It’s hard to believe, but San Francisco used to be a thriving manufacturing hub that employed tens of thousands of workers as late as 1969. As businesses migrated production to more attractive (read: more affordable) pastures overseas, the number of sites that churn out apparel and other textiles has steadily declined to just 136 this past year. But SFMade thinks it’s time fabrication returned home to the Bay Area. The five-year-old nonprofit makes it its mission to regrow “made in San Francisco,” albeit with a difference. Local manufacturers can’t compete with their offshore counterparts on price points, according to Janet Lees, the advocacy group’s senior director. What gives them an edge, however, is quality over quantity, or “artisanal manufacturing.”
SAN FRANCISCO TREAT
Lees spends much of her time matching entrepreneurs with local factories that can turn their ideas into something bigger. Many of the sewing facilities that survived the Asian exodus, for instance, are used to the old-school way of conducting business. Because they can be somewhat under the radar, with little to no Internet presence to speak of, SFMade makes it its job to connect them with potential clients.
Eventually, SFMade wants to launch other labor-related initiatives, including a vocational program that would help trades like sewing and fabricating retain their viability in the long term. Ecouterre caught up with Lees to learn about SFMade’s growing roster (500 manufacturers!), the pros and cons of manufacturing in The City by the Bay, and what other cities can learn from its modus operandi.
SFMade seems to have a heavy fashion component; was this on purpose?
We’re not focused on the fashion industry per se; it just so happens that sewn products make up the largest percentage of our membership. Our organization supports manufacturers across all industries including food and beverage, apparel, furniture, stationery, hardware, and so on.
You can see all the categories listed on our website under “Find Manufacturers,” but we have infrastructure that can support the apparel industry due to a healthy number of sewing factories that can produce designers’ products.
Who benefits from a local manufacturing footprint?
The advantage to the local economy is that manufacturing businesses create jobs for local residents, particularly entry-level jobs that tend to pay more than service or retail jobs and have a pathway for advancement through on-the-job training.
The advantage for the consumer is that they have a choice to buy locally made, and SFMade creates awareness of our member companies, who they are, what they do, and where you can buy their products.
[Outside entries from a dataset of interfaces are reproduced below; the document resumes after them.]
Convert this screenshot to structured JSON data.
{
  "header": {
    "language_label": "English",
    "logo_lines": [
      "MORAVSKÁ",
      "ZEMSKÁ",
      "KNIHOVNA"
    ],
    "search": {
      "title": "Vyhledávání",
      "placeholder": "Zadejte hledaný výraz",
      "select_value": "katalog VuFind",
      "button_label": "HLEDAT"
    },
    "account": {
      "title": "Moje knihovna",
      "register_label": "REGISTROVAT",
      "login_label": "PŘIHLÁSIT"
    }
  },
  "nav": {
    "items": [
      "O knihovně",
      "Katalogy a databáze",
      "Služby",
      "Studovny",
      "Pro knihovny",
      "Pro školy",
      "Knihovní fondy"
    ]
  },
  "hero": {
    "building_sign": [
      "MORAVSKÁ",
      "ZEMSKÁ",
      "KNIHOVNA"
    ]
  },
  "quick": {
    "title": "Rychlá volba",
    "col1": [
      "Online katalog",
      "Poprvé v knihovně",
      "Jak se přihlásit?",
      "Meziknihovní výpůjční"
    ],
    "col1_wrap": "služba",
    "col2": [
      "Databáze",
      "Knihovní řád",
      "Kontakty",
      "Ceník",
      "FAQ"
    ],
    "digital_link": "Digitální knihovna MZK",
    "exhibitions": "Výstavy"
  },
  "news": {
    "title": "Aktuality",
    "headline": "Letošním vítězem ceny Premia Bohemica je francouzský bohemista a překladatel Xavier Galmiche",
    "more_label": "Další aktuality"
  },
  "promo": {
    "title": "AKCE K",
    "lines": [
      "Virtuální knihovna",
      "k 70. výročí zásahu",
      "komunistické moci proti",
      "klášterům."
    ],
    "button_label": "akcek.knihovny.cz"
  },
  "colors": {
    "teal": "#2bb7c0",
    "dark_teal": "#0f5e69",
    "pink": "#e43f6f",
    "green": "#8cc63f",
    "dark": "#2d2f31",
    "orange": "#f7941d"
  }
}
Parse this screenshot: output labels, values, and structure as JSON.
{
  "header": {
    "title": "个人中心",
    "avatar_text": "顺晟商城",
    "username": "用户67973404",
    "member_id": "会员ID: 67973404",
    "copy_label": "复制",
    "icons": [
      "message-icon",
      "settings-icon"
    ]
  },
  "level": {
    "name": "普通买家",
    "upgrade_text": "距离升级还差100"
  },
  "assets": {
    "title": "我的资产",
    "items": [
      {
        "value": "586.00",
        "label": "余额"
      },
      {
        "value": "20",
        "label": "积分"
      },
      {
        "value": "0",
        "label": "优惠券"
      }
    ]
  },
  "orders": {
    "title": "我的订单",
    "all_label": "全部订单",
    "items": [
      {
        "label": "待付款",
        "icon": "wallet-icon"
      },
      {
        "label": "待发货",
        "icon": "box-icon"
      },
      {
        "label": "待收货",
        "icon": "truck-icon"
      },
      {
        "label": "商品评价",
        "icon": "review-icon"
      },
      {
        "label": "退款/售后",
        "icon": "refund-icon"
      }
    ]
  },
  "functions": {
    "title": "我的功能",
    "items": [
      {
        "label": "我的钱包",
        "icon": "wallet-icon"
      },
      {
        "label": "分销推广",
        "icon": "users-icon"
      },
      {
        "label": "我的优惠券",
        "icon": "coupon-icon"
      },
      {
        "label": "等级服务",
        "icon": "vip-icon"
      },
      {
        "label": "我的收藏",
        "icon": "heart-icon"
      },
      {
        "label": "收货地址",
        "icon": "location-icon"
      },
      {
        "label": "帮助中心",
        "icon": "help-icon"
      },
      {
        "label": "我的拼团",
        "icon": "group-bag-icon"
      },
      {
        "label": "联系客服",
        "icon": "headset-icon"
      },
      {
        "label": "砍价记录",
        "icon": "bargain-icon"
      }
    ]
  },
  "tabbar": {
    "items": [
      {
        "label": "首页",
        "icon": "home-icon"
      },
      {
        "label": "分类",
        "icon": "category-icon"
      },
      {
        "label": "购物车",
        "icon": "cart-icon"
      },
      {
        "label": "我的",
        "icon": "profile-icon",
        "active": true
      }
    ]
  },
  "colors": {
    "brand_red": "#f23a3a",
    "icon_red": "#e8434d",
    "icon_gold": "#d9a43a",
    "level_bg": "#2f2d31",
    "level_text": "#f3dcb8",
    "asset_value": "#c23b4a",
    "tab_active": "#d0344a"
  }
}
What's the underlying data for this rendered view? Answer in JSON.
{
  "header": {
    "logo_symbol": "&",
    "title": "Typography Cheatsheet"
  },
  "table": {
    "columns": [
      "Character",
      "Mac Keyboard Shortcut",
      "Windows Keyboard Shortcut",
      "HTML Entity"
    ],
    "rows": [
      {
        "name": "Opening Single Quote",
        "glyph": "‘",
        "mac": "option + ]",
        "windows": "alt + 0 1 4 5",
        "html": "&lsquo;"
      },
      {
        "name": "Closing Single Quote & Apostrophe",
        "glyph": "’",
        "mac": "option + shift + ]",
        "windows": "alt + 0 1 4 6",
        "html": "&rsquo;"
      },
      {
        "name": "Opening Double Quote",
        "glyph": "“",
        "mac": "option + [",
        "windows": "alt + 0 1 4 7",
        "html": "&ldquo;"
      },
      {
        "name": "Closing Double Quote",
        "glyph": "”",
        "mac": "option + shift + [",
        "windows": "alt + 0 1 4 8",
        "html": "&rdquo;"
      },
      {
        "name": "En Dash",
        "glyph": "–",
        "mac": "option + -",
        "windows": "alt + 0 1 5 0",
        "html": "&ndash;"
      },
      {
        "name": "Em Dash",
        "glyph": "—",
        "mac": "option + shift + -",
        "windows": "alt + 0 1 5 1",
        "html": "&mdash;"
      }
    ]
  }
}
For example, we just created a new retail map that features 95 retail outlets—all owned and operated by SFMade member companies.
What do brands gain by “onshoring” in San Francisco?
They’re able to utilize the SFMade brand to tell their story and capitalize on local conscientious consumers who want to buy fewer, higher quality, unique products and have the financial ability to do so.
Companies utilize the locally made element in their brand story: the people and process behind the products. They’re also able to benefit from a talented pool of workers, especially in product design and craftsmanship.
Are there challenges to remaining in San Francisco, particular for smaller brands and designers?
One of the main challenges is the cost of doing business in a very expensive city. They’re also constrained by the lack of affordable commercial real estate.
Eighty-five percent of SFMade companies have consumer products that are higher quality, small batch, and specialized, and therefore demand a higher price in the market place.
SFMade helps companies to start, grow and stay in San Francisco through our comprehensive array of programs and services including helping companies to locate industrial real estate, hire skilled workers from the local economy, and participate in educational workshops and strategic business advising to help them become more profitable.
SFMade has also created a vibrant community of manufacturers, with over 550 certified SFMade companies that regularly learn from each other and do business together.
What can other cities learn from SFMade’s business model?
SFMade is the co-founder of an organization called the Urban Manufacturing Alliance, created to help cities across the United States with urban manufacturing initiatives.
The alliance shares best practices and has created two toolkits to date: how to build a locally made brand platform and one on industrial real estate.
Consumers and aspiring business owners alike can search SFMade’s website to establish connections with artistic and manufacturing partners, find educational workshops, attend factory tours, and offer advice on how other communities can create their own network of craftspeople and production facilities.
With a membership of large corporations, small-scale artisan boutiques, and long-established local businesses, SFMade hopes to use this diverse set of stakeholders to make San Francisco attractive to consumers and producers alike.